Amidst growing pessimism about the financial condition of U.S. cities and states, investors are increasingly buying financial instruments that essentially allow them to short sell - or bet against - cities and states, says a Wall Street Journal report.
Offered by banks like JP Morgan, Bank of America, and Citigroup, the so-called municipal credit default swaps can be used by investors to bet that insurance contracts protecting holders of municipal bonds will default.
Some states say the derivatives not only scare away potential buyers of municipal bonds by creating a perception of risk, but ultimately drive up states' borrowing costs. Others contend that the instruments are traded too thinly to affect municipal bond markets or a state's credit rating.
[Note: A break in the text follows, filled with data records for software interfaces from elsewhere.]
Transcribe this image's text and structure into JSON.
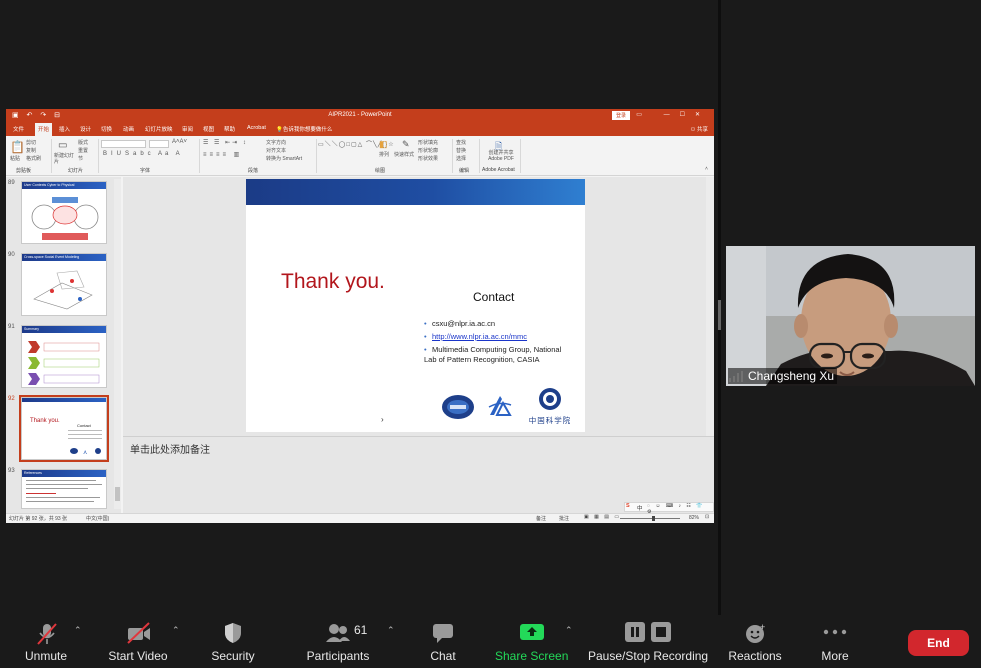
{
  "powerpoint": {
    "title": "AIPR2021 - PowerPoint",
    "login_label": "登录",
    "share_label": "共享",
    "tabs": [
      "文件",
      "开始",
      "插入",
      "设计",
      "切换",
      "动画",
      "幻灯片放映",
      "审阅",
      "视图",
      "帮助",
      "Acrobat",
      "告诉我你想要做什么"
    ],
    "ribbon": {
      "groups": [
        "剪贴板",
        "幻灯片",
        "字体",
        "段落",
        "绘图",
        "编辑",
        "Adobe Acrobat"
      ],
      "paste": "粘贴",
      "cut": "剪切",
      "copy": "复制",
      "format_painter": "格式刷",
      "new_slide": "新建幻灯片",
      "layout": "版式",
      "reset": "重置",
      "section": "节",
      "text_direction": "文字方向",
      "align_text": "对齐文本",
      "smartart": "转换为 SmartArt",
      "arrange": "排列",
      "quick_styles": "快速样式",
      "shape_fill": "形状填充",
      "shape_outline": "形状轮廓",
      "shape_effects": "形状效果",
      "find": "查找",
      "replace": "替换",
      "select": "选择",
      "acrobat": "创建并共享 Adobe PDF"
    },
    "thumbnails": [
      {
        "num": "89",
        "title": "User Contexts Cyber to Physical"
      },
      {
        "num": "90",
        "title": "Cross-space Social Event Modeling"
      },
      {
        "num": "91",
        "title": "Summary"
      },
      {
        "num": "92",
        "title": "Thank you."
      },
      {
        "num": "93",
        "title": "References"
      }
    ],
    "slide": {
      "thank_you": "Thank you.",
      "contact_heading": "Contact",
      "email": "csxu@nlpr.ia.ac.cn",
      "url": "http://www.nlpr.ia.ac.cn/mmc",
      "affiliation": "Multimedia Computing Group, National Lab of Pattern Recognition, CASIA",
      "logo_cas_text": "中国科学院"
    },
    "notes_placeholder": "单击此处添加备注",
    "status": {
      "slide_count": "幻灯片 第 92 张，共 93 张",
      "language": "中文(中国)",
      "notes_btn": "备注",
      "comments_btn": "批注",
      "zoom": "82%"
    },
    "ime_label": "中"
  },
  "participant": {
    "name": "Changsheng Xu"
  },
  "toolbar": {
    "unmute": "Unmute",
    "start_video": "Start Video",
    "security": "Security",
    "participants": "Participants",
    "participants_count": "61",
    "chat": "Chat",
    "share_screen": "Share Screen",
    "recording": "Pause/Stop Recording",
    "reactions": "Reactions",
    "more": "More",
    "end": "End"
  },
  "colors": {
    "ppt_accent": "#c43e1c",
    "zoom_end": "#d2272d",
    "share_green": "#23d959",
    "thank_red": "#b2161c"
  }
}
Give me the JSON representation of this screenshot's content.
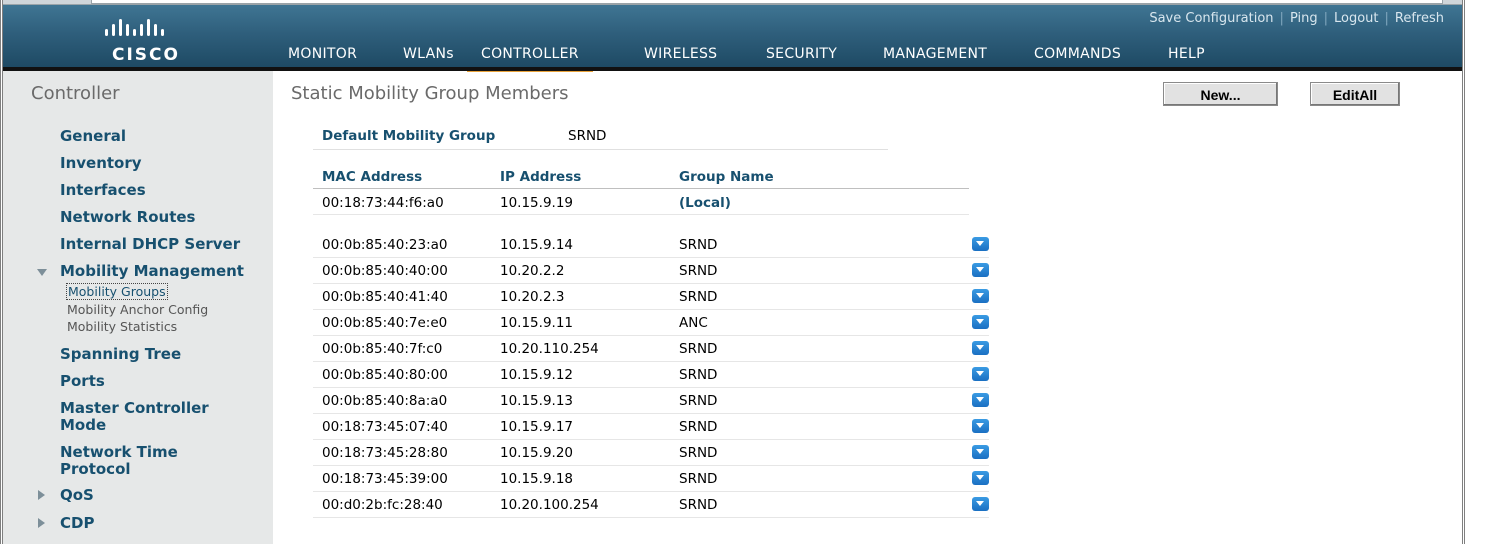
{
  "header": {
    "logo_text": "CISCO",
    "utility_links": {
      "save": "Save Configuration",
      "ping": "Ping",
      "logout": "Logout",
      "refresh": "Refresh",
      "separator": "|"
    },
    "nav": [
      {
        "label": "MONITOR",
        "active": false
      },
      {
        "label": "WLANs",
        "active": false
      },
      {
        "label": "CONTROLLER",
        "active": true
      },
      {
        "label": "WIRELESS",
        "active": false
      },
      {
        "label": "SECURITY",
        "active": false
      },
      {
        "label": "MANAGEMENT",
        "active": false
      },
      {
        "label": "COMMANDS",
        "active": false
      },
      {
        "label": "HELP",
        "active": false
      }
    ],
    "active_tab_color": "#e8a23a"
  },
  "sidebar": {
    "title": "Controller",
    "items": [
      {
        "label": "General"
      },
      {
        "label": "Inventory"
      },
      {
        "label": "Interfaces"
      },
      {
        "label": "Network Routes"
      },
      {
        "label": "Internal DHCP Server"
      },
      {
        "label": "Mobility Management",
        "expanded": true
      },
      {
        "label": "Spanning Tree"
      },
      {
        "label": "Ports"
      },
      {
        "label": "Master Controller Mode"
      },
      {
        "label": "Network Time Protocol"
      },
      {
        "label": "QoS",
        "expanded": false
      },
      {
        "label": "CDP",
        "expanded": false
      }
    ],
    "mobility_subitems": [
      {
        "label": "Mobility Groups",
        "current": true
      },
      {
        "label": "Mobility Anchor Config",
        "current": false
      },
      {
        "label": "Mobility Statistics",
        "current": false
      }
    ],
    "label_color": "#17506f"
  },
  "main": {
    "title": "Static Mobility Group Members",
    "buttons": {
      "new": "New...",
      "edit_all": "EditAll"
    },
    "default_group_label": "Default Mobility Group",
    "default_group_value": "SRND",
    "columns": [
      "MAC Address",
      "IP Address",
      "Group Name"
    ],
    "local_member": {
      "mac": "00:18:73:44:f6:a0",
      "ip": "10.15.9.19",
      "group": "(Local)"
    },
    "members": [
      {
        "mac": "00:0b:85:40:23:a0",
        "ip": "10.15.9.14",
        "group": "SRND"
      },
      {
        "mac": "00:0b:85:40:40:00",
        "ip": "10.20.2.2",
        "group": "SRND"
      },
      {
        "mac": "00:0b:85:40:41:40",
        "ip": "10.20.2.3",
        "group": "SRND"
      },
      {
        "mac": "00:0b:85:40:7e:e0",
        "ip": "10.15.9.11",
        "group": "ANC"
      },
      {
        "mac": "00:0b:85:40:7f:c0",
        "ip": "10.20.110.254",
        "group": "SRND"
      },
      {
        "mac": "00:0b:85:40:80:00",
        "ip": "10.15.9.12",
        "group": "SRND"
      },
      {
        "mac": "00:0b:85:40:8a:a0",
        "ip": "10.15.9.13",
        "group": "SRND"
      },
      {
        "mac": "00:18:73:45:07:40",
        "ip": "10.15.9.17",
        "group": "SRND"
      },
      {
        "mac": "00:18:73:45:28:80",
        "ip": "10.15.9.20",
        "group": "SRND"
      },
      {
        "mac": "00:18:73:45:39:00",
        "ip": "10.15.9.18",
        "group": "SRND"
      },
      {
        "mac": "00:d0:2b:fc:28:40",
        "ip": "10.20.100.254",
        "group": "SRND"
      }
    ],
    "row_action_icon": "dropdown-arrow-icon"
  },
  "figure_id": "222544"
}
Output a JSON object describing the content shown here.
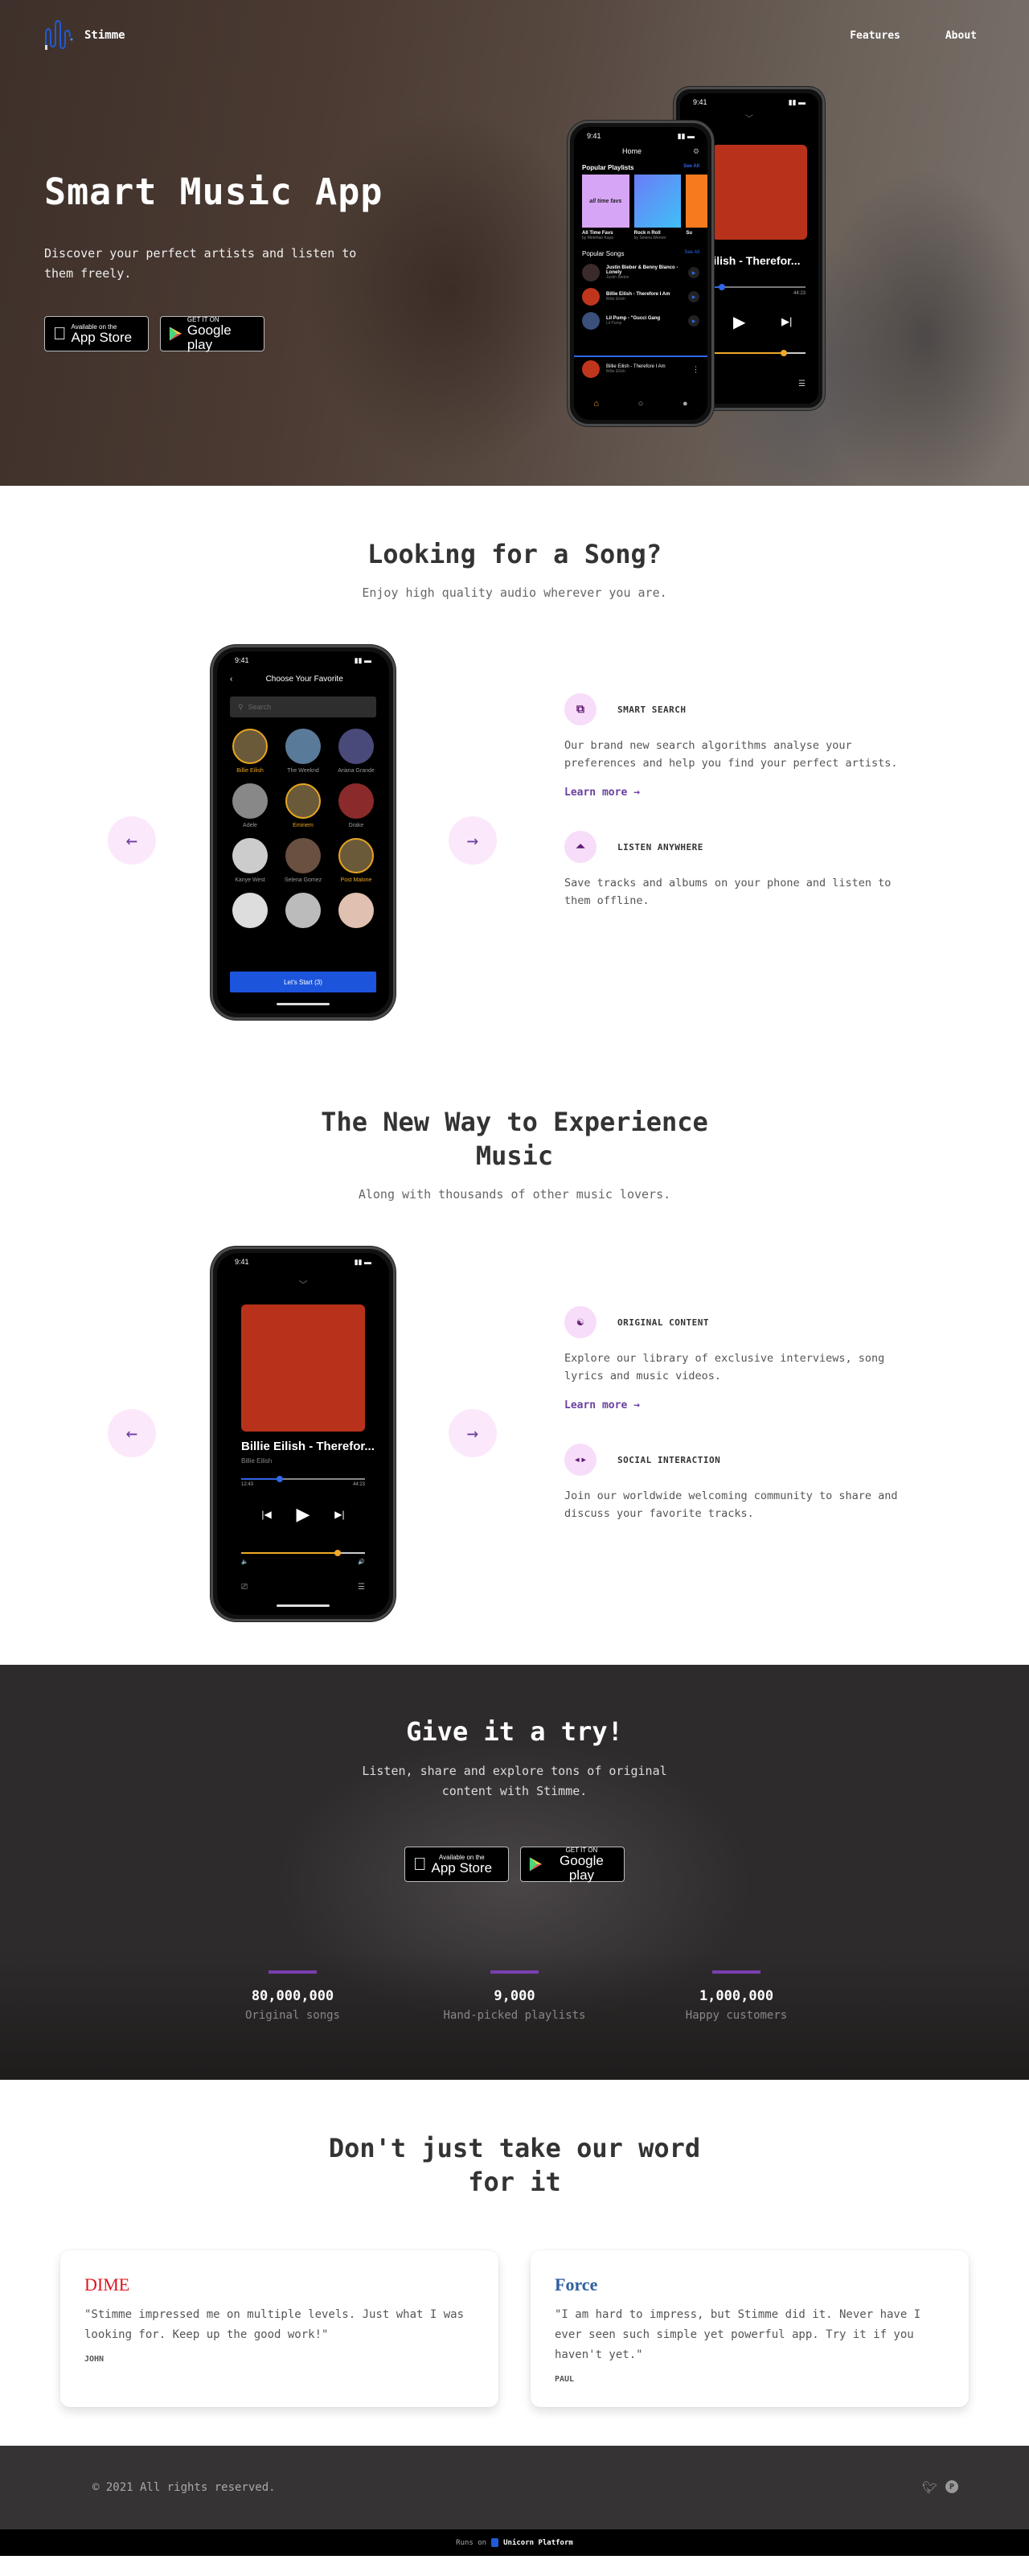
{
  "brand": {
    "name": "Stimme",
    "logo_icon": "sound-wave-icon",
    "accent": "#1e5bd8"
  },
  "nav": {
    "items": [
      {
        "label": "Features"
      },
      {
        "label": "About"
      }
    ]
  },
  "hero": {
    "title": "Smart Music App",
    "subtitle": "Discover your perfect artists and listen to them freely.",
    "appstore": {
      "small": "Available on the",
      "big": "App Store",
      "icon": "apple-icon"
    },
    "googleplay": {
      "small": "GET IT ON",
      "big": "Google play",
      "icon": "play-triangle-icon"
    },
    "phone_home": {
      "time": "9:41",
      "title": "Home",
      "playlists_heading": "Popular Playlists",
      "see_all": "See All",
      "playlists": [
        {
          "name": "All Time Favs",
          "by": "by Metehan Kaya",
          "cover_text": "all time favs",
          "color": "#d7a5f5"
        },
        {
          "name": "Rock n Roll",
          "by": "by Selena Werner",
          "color": "#3fa2f7"
        },
        {
          "name": "Su",
          "by": "by",
          "color": "#f77a1e"
        }
      ],
      "songs_heading": "Popular Songs",
      "songs": [
        {
          "title": "Justin Bieber & Benny Blanco - Lonely",
          "artist": "Justin Bieber"
        },
        {
          "title": "Billie Eilish - Therefore I Am",
          "artist": "Billie Eilish"
        },
        {
          "title": "Lil Pump - \"Gucci Gang",
          "artist": "Lil Pump"
        }
      ],
      "now_playing": {
        "title": "Billie Eilish - Therefore I Am",
        "artist": "Billie Eilish"
      }
    },
    "phone_player": {
      "time": "9:41",
      "title": "Eilish - Therefor...",
      "end_time": "44:23"
    }
  },
  "section1": {
    "title": "Looking for a Song?",
    "subtitle": "Enjoy high quality audio wherever you are.",
    "phone": {
      "time": "9:41",
      "header": "Choose Your Favorite",
      "search_placeholder": "Search",
      "artists": [
        {
          "name": "Billie Eilish",
          "selected": true
        },
        {
          "name": "The Weeknd",
          "selected": false
        },
        {
          "name": "Ariana Grande",
          "selected": false
        },
        {
          "name": "Adele",
          "selected": false
        },
        {
          "name": "Eminem",
          "selected": true
        },
        {
          "name": "Drake",
          "selected": false
        },
        {
          "name": "Kanye West",
          "selected": false
        },
        {
          "name": "Selena Gomez",
          "selected": false
        },
        {
          "name": "Post Malone",
          "selected": true
        },
        {
          "name": "",
          "selected": false
        },
        {
          "name": "",
          "selected": false
        },
        {
          "name": "",
          "selected": false
        }
      ],
      "start_button": "Let's Start (3)"
    },
    "features": [
      {
        "icon": "puzzle-icon",
        "title": "SMART SEARCH",
        "text": "Our brand new search algorithms analyse your preferences and help you find your perfect artists.",
        "link": "Learn more →"
      },
      {
        "icon": "double-chevron-up-icon",
        "title": "LISTEN ANYWHERE",
        "text": "Save tracks and albums on your phone and listen to them offline."
      }
    ]
  },
  "section2": {
    "title": "The New Way to Experience Music",
    "subtitle": "Along with thousands of other music lovers.",
    "phone": {
      "time": "9:41",
      "song_title": "Billie Eilish - Therefor...",
      "artist": "Billie Eilish",
      "elapsed": "12:43",
      "total": "44:23",
      "progress_fraction": 0.31,
      "volume_fraction": 0.78
    },
    "features": [
      {
        "icon": "yin-yang-icon",
        "title": "ORIGINAL CONTENT",
        "text": "Explore our library of exclusive interviews, song lyrics and music videos.",
        "link": "Learn more →"
      },
      {
        "icon": "diamond-arrows-icon",
        "title": "SOCIAL INTERACTION",
        "text": "Join our worldwide welcoming community to share and discuss your favorite tracks."
      }
    ]
  },
  "cta": {
    "title": "Give it a try!",
    "subtitle": "Listen, share and explore tons of original content with Stimme.",
    "appstore": {
      "small": "Available on the",
      "big": "App Store"
    },
    "googleplay": {
      "small": "GET IT ON",
      "big": "Google play"
    },
    "stats": [
      {
        "value": "80,000,000",
        "label": "Original songs"
      },
      {
        "value": "9,000",
        "label": "Hand-picked playlists"
      },
      {
        "value": "1,000,000",
        "label": "Happy customers"
      }
    ],
    "accent": "#7a3fb0"
  },
  "testimonials": {
    "title": "Don't just take our word for it",
    "items": [
      {
        "logo": "DIME",
        "logo_color": "#e0141e",
        "quote": "\"Stimme impressed me on multiple levels. Just what I was looking for. Keep up the good work!\"",
        "author": "JOHN"
      },
      {
        "logo": "Force",
        "logo_color": "#2f5f9e",
        "quote": "\"I am hard to impress, but Stimme did it. Never have I ever seen such simple yet powerful app. Try it if you haven't yet.\"",
        "author": "PAUL"
      }
    ]
  },
  "footer": {
    "copyright": "© 2021 All rights reserved.",
    "social": [
      {
        "icon": "twitter-icon"
      },
      {
        "icon": "pinterest-icon"
      }
    ],
    "runs_on": "Runs on",
    "platform": "Unicorn Platform"
  }
}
The California treasurer is just one of a number of state treasurers that have launched a probe into the sale of these derivatives and the sale of municipal bonds by big Wall Street firms that might reveal "speculative abuse of CDS in the muni market," says one regulator.